To provide the highest level of access, Xeos created XeosOnline™, a cloud-based portal used by customers to manage all the beacons they have out in the field. A web-hosted application, XeosOnline streamlines management of beacons, including Iridium, Argos and cellular. Through this ultra-convenient platform, clients have everything in one place, from data collection and analysis to configuration tools. Accessible through a computer or mobile phone, XeosOnline alerts customers when a beacon surfaces. When a beacon reaches the surface of the ocean, it immediately acquires a GPS fix, determines its location, then sends a message through the Iridium satellite network to XeosOnline. From there an alert is sent by email to the customer, informing them of what happened, where it is and where it is headed.
One of Xeos’s current projects is with Canada’s Ocean Supercluster.
A large federally-funded organization, Canada’s Ocean Supercluster includes over 275 industry and associate members focused on sustainable ocean growth. A unique endeavour, it is focused on growing the nation’s ocean economy “in a digital, sustainable, and inclusive way,” according to https://oceansupercluster.ca.
With the support if the Ocean Supercluster, Xeos has teamed up with a small group of local Ocean Tech companies to produce a brand-new set of optical water quality sensors for aquaculture and environmental monitoring. The new sensors will measure critical water quality parameters like turbidity, algal fluorescence and pH to help inform aquaculture operators about the health of the environment within which their fish are growing.
While much of the company’s work centres on beacons to help locate platforms and instruments and buoys, Xeos is seeing an increase in devices attached to robotic autonomous vehicles in oceans used for exploration or inspection.

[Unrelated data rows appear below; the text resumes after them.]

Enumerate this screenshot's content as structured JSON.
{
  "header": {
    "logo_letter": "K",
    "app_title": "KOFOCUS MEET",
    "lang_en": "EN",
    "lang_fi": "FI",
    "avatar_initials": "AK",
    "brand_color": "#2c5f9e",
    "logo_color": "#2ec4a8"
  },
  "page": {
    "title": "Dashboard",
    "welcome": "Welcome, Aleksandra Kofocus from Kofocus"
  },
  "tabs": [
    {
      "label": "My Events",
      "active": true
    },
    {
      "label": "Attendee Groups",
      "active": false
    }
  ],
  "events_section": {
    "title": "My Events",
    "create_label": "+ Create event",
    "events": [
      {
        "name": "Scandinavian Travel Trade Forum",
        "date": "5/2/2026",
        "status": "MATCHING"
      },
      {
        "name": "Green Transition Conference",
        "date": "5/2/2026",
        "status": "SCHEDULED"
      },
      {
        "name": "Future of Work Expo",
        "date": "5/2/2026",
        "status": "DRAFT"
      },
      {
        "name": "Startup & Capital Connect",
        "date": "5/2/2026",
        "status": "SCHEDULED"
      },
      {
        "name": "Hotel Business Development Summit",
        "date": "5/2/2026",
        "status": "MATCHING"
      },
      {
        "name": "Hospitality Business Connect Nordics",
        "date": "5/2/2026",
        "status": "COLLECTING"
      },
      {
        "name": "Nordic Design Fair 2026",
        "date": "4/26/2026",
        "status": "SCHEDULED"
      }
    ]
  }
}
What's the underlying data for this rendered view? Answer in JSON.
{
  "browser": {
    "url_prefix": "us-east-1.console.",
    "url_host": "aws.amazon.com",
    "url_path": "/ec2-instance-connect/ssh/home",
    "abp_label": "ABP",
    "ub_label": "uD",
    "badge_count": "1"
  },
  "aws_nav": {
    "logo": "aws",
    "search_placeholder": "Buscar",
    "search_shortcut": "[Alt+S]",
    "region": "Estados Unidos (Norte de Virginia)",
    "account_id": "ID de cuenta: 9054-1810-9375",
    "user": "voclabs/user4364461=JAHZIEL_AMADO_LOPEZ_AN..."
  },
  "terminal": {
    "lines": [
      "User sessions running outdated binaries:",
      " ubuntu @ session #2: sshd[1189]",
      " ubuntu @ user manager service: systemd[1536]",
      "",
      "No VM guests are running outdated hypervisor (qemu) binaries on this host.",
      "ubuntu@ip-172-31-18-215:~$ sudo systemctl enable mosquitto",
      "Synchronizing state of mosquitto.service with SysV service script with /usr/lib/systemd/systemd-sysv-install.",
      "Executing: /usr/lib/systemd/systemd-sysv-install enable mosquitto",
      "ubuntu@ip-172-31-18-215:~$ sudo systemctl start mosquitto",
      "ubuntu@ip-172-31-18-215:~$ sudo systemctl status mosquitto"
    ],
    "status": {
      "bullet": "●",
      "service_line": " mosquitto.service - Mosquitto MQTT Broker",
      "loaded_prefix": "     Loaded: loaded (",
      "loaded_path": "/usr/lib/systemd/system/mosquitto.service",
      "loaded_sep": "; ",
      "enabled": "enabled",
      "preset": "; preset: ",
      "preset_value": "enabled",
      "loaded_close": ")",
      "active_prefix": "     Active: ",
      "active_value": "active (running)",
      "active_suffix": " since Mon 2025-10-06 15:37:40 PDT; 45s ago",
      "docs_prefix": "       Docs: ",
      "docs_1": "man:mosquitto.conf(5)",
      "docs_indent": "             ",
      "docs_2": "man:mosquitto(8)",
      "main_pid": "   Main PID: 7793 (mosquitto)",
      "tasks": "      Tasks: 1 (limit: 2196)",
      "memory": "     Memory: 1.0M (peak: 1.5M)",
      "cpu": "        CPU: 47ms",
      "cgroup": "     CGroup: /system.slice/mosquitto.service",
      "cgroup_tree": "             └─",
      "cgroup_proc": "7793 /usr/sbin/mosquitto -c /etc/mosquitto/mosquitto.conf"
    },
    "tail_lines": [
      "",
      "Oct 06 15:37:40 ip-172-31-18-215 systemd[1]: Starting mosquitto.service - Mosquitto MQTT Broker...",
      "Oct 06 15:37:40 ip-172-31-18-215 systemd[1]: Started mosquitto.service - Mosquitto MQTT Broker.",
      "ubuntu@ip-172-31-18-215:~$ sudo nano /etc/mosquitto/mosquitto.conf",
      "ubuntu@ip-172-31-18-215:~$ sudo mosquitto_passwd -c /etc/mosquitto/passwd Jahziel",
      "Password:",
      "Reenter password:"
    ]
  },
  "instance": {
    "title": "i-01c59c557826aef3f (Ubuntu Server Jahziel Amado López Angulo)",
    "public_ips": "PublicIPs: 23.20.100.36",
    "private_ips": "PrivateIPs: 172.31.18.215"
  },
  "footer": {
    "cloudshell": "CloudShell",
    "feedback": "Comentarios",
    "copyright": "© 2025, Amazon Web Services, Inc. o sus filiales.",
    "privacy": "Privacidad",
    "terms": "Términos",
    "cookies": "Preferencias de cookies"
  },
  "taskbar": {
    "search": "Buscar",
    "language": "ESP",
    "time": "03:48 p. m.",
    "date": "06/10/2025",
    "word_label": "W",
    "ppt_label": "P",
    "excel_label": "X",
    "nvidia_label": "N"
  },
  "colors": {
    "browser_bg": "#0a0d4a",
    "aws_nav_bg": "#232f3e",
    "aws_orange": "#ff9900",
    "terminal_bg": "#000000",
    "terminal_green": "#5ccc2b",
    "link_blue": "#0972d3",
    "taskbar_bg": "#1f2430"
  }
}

“All of these autonomous vehicles need to know where they are and operators need to communicate with them, so that’s a good market for us as well,” says MacIntyre. Other more unusual uses include dropping beacons from helicopters onto ice flows, monitoring shipping containers around the world, and even tracking oil spills and surface currents.
From measuring wave heights in real time to serving the aquaculture industry, Xeos Technologies maintains its position at the front of the pack.
“We are very responsive to customer needs and as such do a lot of customization. We pride ourselves on being flexible and agile,” says MacIntyre. “We are not like a big organization that’s difficult to turn – the key advantage of being small is that we can change direction pretty quickly. This happens a lot in the science and marine technology markets because the applications are evolving constantly – you have to keep up,” he says.
“We enjoy collaborating with customers on new projects, and developing something they might need if it doesn’t exist,” he shares. “We like to position ourselves as partners in customer projects, not just vendors.”